STEPHANOPOULOS: You have four children. Your new partner has six. That's quite a blended family.

O'DONNELL: That makes ten. I did that in my head. Yes. That's a lot of kids. To some people, that seems insurmountable and ridiculous. But somehow, you know what, it feels all right.

STEPHANOPOULOS: Our eldest daughter, Elliot, is going through a bit of a Brady Bunch phase. She got the DVDs for her birthday and she just can't stop watching it. This is the modern-day Brady Bunch.

O'DONNELL: Kind of. Or Yours, Mine and Ours. Remember that Lucille Ball movie we used to watch in the '70s? Uh, who knew? You know, when something happens in your life. You meet somebody. It clicks. You know, you move forward with certainty. And you go, you know, hopefully with grace.

...

[O'Donnell and Stephanopoulos briefly discuss Haiti]

...

STEPHANOPOULOS: Okay, no grilling. But a little politics. Let's do a lightning round. First thing that comes to your mind. President Obama, year one?

O'DONNELL: You know, I still have faith, is what I can say. I'm not looking for a quick fix. I think we're an instant gratification society. And the last eight years were horrific by anyone's standard. And to right that vessel takes more than one year. And I have faith in him. I think he's an amazing leader.

STEPHANOPOULOS: Anything disappoints you over the last year?

O'DONNELL: Not really. Because, I think I understand the parameters of what's involved.

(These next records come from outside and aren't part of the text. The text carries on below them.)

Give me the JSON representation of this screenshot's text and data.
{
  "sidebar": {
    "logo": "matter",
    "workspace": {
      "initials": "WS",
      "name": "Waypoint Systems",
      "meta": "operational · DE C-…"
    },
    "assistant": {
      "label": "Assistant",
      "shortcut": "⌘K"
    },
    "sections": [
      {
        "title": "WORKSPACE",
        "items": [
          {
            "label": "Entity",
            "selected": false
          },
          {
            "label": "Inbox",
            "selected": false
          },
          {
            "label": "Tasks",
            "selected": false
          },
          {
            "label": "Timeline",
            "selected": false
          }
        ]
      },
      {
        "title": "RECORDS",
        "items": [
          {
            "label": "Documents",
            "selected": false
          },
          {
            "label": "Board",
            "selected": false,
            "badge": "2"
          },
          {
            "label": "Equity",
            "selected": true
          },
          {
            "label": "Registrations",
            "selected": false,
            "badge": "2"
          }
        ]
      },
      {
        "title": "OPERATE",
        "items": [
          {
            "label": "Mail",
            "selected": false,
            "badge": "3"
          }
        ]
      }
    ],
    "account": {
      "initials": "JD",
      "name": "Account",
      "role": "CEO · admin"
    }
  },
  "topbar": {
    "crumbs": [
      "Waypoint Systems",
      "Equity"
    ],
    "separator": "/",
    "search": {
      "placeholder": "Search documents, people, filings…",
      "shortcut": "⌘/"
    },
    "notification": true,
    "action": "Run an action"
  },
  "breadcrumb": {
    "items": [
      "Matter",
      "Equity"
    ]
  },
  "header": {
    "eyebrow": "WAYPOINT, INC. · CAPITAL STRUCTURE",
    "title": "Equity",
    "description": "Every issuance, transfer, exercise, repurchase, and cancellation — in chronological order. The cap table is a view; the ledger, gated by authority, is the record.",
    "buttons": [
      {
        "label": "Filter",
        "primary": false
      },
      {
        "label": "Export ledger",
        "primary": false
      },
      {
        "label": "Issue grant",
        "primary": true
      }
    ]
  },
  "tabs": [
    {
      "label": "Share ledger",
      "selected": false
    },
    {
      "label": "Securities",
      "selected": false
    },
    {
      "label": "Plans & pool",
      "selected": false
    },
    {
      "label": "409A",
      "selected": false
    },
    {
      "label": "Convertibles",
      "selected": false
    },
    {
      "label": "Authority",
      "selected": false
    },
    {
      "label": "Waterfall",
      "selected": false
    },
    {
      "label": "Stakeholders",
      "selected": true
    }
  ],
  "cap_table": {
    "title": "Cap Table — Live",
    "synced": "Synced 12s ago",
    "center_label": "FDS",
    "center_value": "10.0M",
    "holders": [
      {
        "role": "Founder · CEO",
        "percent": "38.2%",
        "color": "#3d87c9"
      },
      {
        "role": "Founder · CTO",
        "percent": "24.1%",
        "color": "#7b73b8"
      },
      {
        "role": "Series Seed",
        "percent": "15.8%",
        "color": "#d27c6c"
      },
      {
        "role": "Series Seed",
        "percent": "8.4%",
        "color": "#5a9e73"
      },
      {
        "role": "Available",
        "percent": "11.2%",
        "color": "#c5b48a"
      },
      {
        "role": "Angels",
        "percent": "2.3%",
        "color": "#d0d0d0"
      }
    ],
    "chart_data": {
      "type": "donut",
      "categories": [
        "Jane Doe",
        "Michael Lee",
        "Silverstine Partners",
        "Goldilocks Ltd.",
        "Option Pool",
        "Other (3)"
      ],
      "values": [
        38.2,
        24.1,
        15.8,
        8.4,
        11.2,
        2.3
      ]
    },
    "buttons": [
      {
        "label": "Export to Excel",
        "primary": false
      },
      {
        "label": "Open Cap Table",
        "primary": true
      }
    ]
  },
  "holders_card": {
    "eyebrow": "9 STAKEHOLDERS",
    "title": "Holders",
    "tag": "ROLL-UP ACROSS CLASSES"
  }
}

Everybody has the greatest ideals and they walk in there and it's a quagmire. Everyone's stuck. And Congress is stuck. And people are fighting. People are trying to get re-elected. And, you know, there's our lovely senator from Connecticut. And so, you know-

STEPHANOPOULOS: I guess I know which one you're thinking of.

O'DONNELL: That would be Mr. Lieberman. And to think that, you know, you can judge everything about what he has accomplished by what he has not, I think does everyone a disservice.

STEPHANOPOULOS: Tiger Woods?

O'DONNELL: I feel sorry for him. I'm probably one of the only women I know who do- who does. He was a child prodigy. I equate him in some ways to Michael Jackson. He was pushed out on the scene. I don't know. I think everybody has demons. You know, sexuality in this country is so, kind of, seen in a paradigm that is unrealistic. And it's a difficult thing to be the most famous guy in the world and the most famous golfer. I don't know. I don't feel as hatred about it [sic].

-Scott Whitlock is a news analyst for the Media Research Center.